126 Chapin Parkway
Designed by architect Williams Lansing, the stately home at 126 Chapin Parkway was built in 1910 for Harry T. Ramsdell, the fourth president of the Manufacturers and Traders National Bank. Lansing designed numerous other residences and structures in Buffalo in the late 19th and early 20th century.
These include the Hersee Block in Main Street, Canisius College, Holy Family RC Church, the homes of Bronson Rumsey, Edward S. Warren, and Mrs. David Gunsberg. Lansing was also supervising architect of the Pan-American Exposition buildings.
Harry T Ramsdell’s home was one of many to be featured in the 1915 edition of Beautiful Homes of Buffalo. As the United States entered the First World War in 1917, there were many Buffalo industries involved in the production of war material who received important financing from Ramsdell’s M&T Bank.
In addition to this industrial support, Ramsdell himself served as a member of the executive committee of Buffalo several Liberty Loan campaigns, alongside such notable figures as George Rand, Arthur Bissell and, later, Edward Butler, Frank Baird and Louis Fuhrman.
Ramsdell also served as a district chairman for a special subscription committee of the national Liberty Loan program. In a letter to residents of Buffalo, Ramsdell argued that "The Liberty Loan provides what is perhaps the first opportunity the average man has had to definitely serve his country.”
From May 4, 1917 to May 10, 1919 residents of the City of Buffalo contributed over $250 million to the Liberty Loan campaigns.
121 Chapin Parkway
Designed by the firm of Esenwein & Johnson in 1912 for Genevieve Schoellkopf-Vom Berge, this home is typical of many of the homes built for some of Buffalo’s influential German families in the early 20th century.
Genevieve Schoellkopf was born in Buffalo 1884, the daughter of Myrtle and Louis Schoellkopf. Genevieve was a granddaughter of "King Jacob," Jacob Frederick Schoellkopf. She married her first husband, Henry Vom Berge in 1907, though Henry died of Typhoid Fever prior to the home’s construction.
This English Manor-style home featured a side entrance and a separate carriage house. Interior layout was designed to accommodate a large number of guests, with large rooms marked by high ceilings and large windows, along with discreet kitchen space and servants quarters.

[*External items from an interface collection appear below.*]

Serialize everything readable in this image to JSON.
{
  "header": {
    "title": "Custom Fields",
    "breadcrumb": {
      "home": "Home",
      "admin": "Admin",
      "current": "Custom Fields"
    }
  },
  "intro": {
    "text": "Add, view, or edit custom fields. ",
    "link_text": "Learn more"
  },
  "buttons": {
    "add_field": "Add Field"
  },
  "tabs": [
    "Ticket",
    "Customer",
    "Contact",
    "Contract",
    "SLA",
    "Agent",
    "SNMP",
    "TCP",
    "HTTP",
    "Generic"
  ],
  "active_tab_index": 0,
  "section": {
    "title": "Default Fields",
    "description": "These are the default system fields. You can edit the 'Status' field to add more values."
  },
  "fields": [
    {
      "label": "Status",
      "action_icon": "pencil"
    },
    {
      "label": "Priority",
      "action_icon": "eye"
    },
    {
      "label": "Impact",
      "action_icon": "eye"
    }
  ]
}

On December 1, 1915, Genevieve married Mr. Jefferson Penn. She died in 1919 but her husband remained in the home until 1923.
The second family to reside at 121 Chapin was Mr. and Mrs. James H. McNulty. The McNultys had moved to Buffalo from Chicago in 1902, and in 1917 James became president of Pratt & Lambert.
Mr. McNulty was heavily involved in the development of a College of Science and Arts for the University of Buffalo, and maintained membership in a number of the city’s clubs and organizations.
When James died unexpectedly in 1926, his wife Harriet continued to live in the home until her death in 1956.
The third family to reside at this address was that of Dr. Leslie H. Backus. A renowned plastic and reconstructive surgeon, Dr. Backus had also served as a medical officer to President Roosevelt and his advisers at the Yalta Conference during World War II. The home remained in the Backus family until 1963.